symbolists, in literature, a school originating in France toward the end of the 19th cent. in reaction to the naturalism and realism of the period. Designed to convey impressions by suggestion rather than by direct statement, symbolism found its first expression in poetry but was later extended to the other arts. The early symbolists experimented with form, revolting against the rigidity of the Parnassians with a free verse that has outlived the movement itself. The precursors of the school, all influenced by Baudelaire, included Verlaine, Mallarmé, and Rimbaud. They were accused of writing with a decadent morbidity, partly as the result of their utilization of imagination as a reality. The movement was continued in poetry by Laforgue, Moréas, and Régnier; in drama by Maeterlinck; in criticism by Remy de Gourmont; and in music by Debussy. Among the later symbolists were Claudel, Valéry, Jammes, and the critic Camille Mauclair. The influence of the French symbolists not only gave rise to similar schools in England, Germany, and other countries, but also may be traced in the development of the imagists and decadents; it is likewise evident in the work of Arthur Symons, T. S. Eliot, Marcel Proust, James Joyce, Gertrude Stein, Eugene O'Neill, Hart Crane, Wallace Stevens, Dylan Thomas, William Faulkner, and E. E. Cummings.

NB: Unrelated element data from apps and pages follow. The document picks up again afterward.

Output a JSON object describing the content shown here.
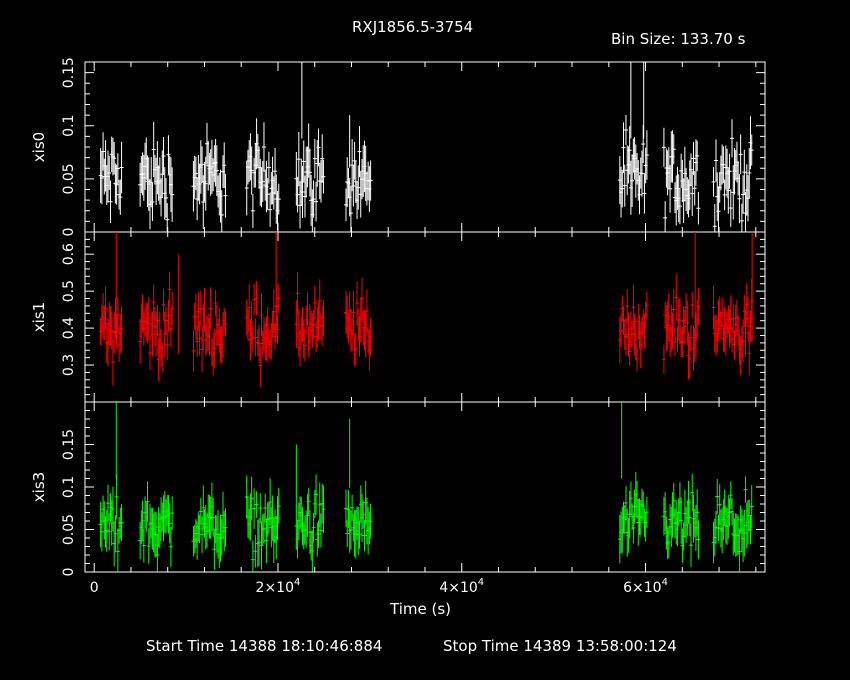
{
  "header": {
    "title": "RXJ1856.5-3754",
    "bin_size": "Bin Size: 133.70 s"
  },
  "footer": {
    "start_time": "Start Time 14388 18:10:46:884",
    "stop_time": "Stop Time 14389 13:58:00:124"
  },
  "chart_data": [
    {
      "type": "scatter",
      "title": "RXJ1856.5-3754",
      "ylabel": "xis0",
      "color": "#ffffff",
      "xlim": [
        -1000,
        73000
      ],
      "ylim": [
        0,
        0.16
      ],
      "yticks": [
        0,
        0.05,
        0.1,
        0.15
      ],
      "yticklabels": [
        "0",
        "0.05",
        "0.1",
        "0.15"
      ],
      "mean": 0.05,
      "spread": 0.025,
      "error": 0.02,
      "spikes": [
        [
          22600,
          0.16
        ],
        [
          27800,
          0.11
        ],
        [
          58400,
          0.16
        ],
        [
          59800,
          0.16
        ]
      ]
    },
    {
      "type": "scatter",
      "ylabel": "xis1",
      "color": "#ff0000",
      "xlim": [
        -1000,
        73000
      ],
      "ylim": [
        0.2,
        0.66
      ],
      "yticks": [
        0.3,
        0.4,
        0.5,
        0.6
      ],
      "yticklabels": [
        "0.3",
        "0.4",
        "0.5",
        "0.6"
      ],
      "mean": 0.4,
      "spread": 0.06,
      "error": 0.05,
      "spikes": [
        [
          2400,
          0.66
        ],
        [
          9200,
          0.6
        ],
        [
          19800,
          0.66
        ],
        [
          65400,
          0.66
        ],
        [
          71600,
          0.66
        ]
      ]
    },
    {
      "type": "scatter",
      "ylabel": "xis3",
      "color": "#00ff00",
      "xlim": [
        -1000,
        73000
      ],
      "ylim": [
        0,
        0.2
      ],
      "yticks": [
        0,
        0.05,
        0.1,
        0.15
      ],
      "yticklabels": [
        "0",
        "0.05",
        "0.1",
        "0.15"
      ],
      "xlabel": "Time (s)",
      "xticks": [
        0,
        20000,
        40000,
        60000
      ],
      "mean": 0.055,
      "spread": 0.025,
      "error": 0.022,
      "spikes": [
        [
          2400,
          0.2
        ],
        [
          22000,
          0.15
        ],
        [
          27800,
          0.18
        ],
        [
          57400,
          0.2
        ]
      ]
    }
  ],
  "segments": [
    [
      700,
      3000
    ],
    [
      5000,
      8600
    ],
    [
      10800,
      14400
    ],
    [
      16600,
      20200
    ],
    [
      22000,
      25000
    ],
    [
      27400,
      30200
    ],
    [
      57200,
      60200
    ],
    [
      62000,
      65800
    ],
    [
      67400,
      71600
    ]
  ],
  "x_tick_labels": [
    {
      "x": 0,
      "mantissa": "0",
      "exponent": ""
    },
    {
      "x": 20000,
      "mantissa": "2×10",
      "exponent": "4"
    },
    {
      "x": 40000,
      "mantissa": "4×10",
      "exponent": "4"
    },
    {
      "x": 60000,
      "mantissa": "6×10",
      "exponent": "4"
    }
  ]
}
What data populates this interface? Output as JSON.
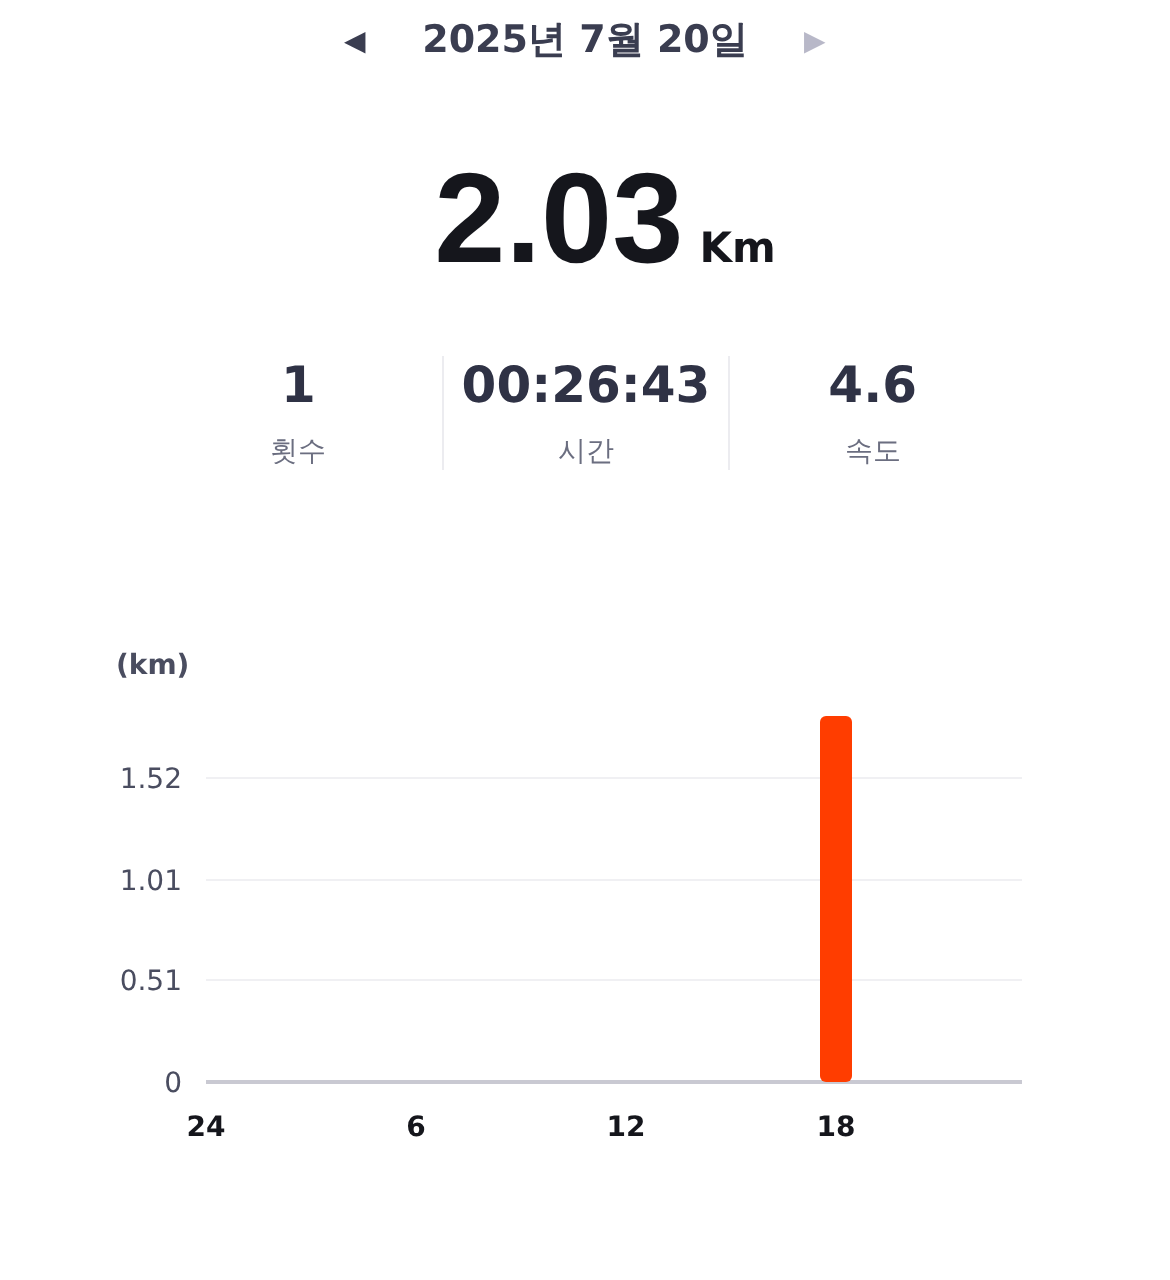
{
  "header": {
    "prev": "◀",
    "date": "2025년 7월 20일",
    "next": "▶",
    "next_disabled": true
  },
  "distance": {
    "value": "2.03",
    "unit": "Km"
  },
  "stats": [
    {
      "value": "1",
      "label": "횟수"
    },
    {
      "value": "00:26:43",
      "label": "시간"
    },
    {
      "value": "4.6",
      "label": "속도"
    }
  ],
  "chart": {
    "chart_data": {
      "type": "bar",
      "ylabel": "(km)",
      "categories": [
        "24",
        "6",
        "12",
        "18"
      ],
      "values": [
        null,
        null,
        null,
        1.83
      ],
      "ylim": [
        0,
        1.83
      ],
      "yticks": [
        0,
        0.51,
        1.01,
        1.52
      ],
      "grid": true
    }
  }
}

See C. M. Bowra, The Heritage of Symbolism (1943); W. K. Cornell, The Symbolist Movement (1970); A. Balakian, The Symbolist Movement (1967, repr. 1977) and ed., The Symbolist Movement in the Literature of European Languages (1982).
The Columbia Electronic Encyclopedia, 6th ed. Copyright © 2012, Columbia University Press. All rights reserved.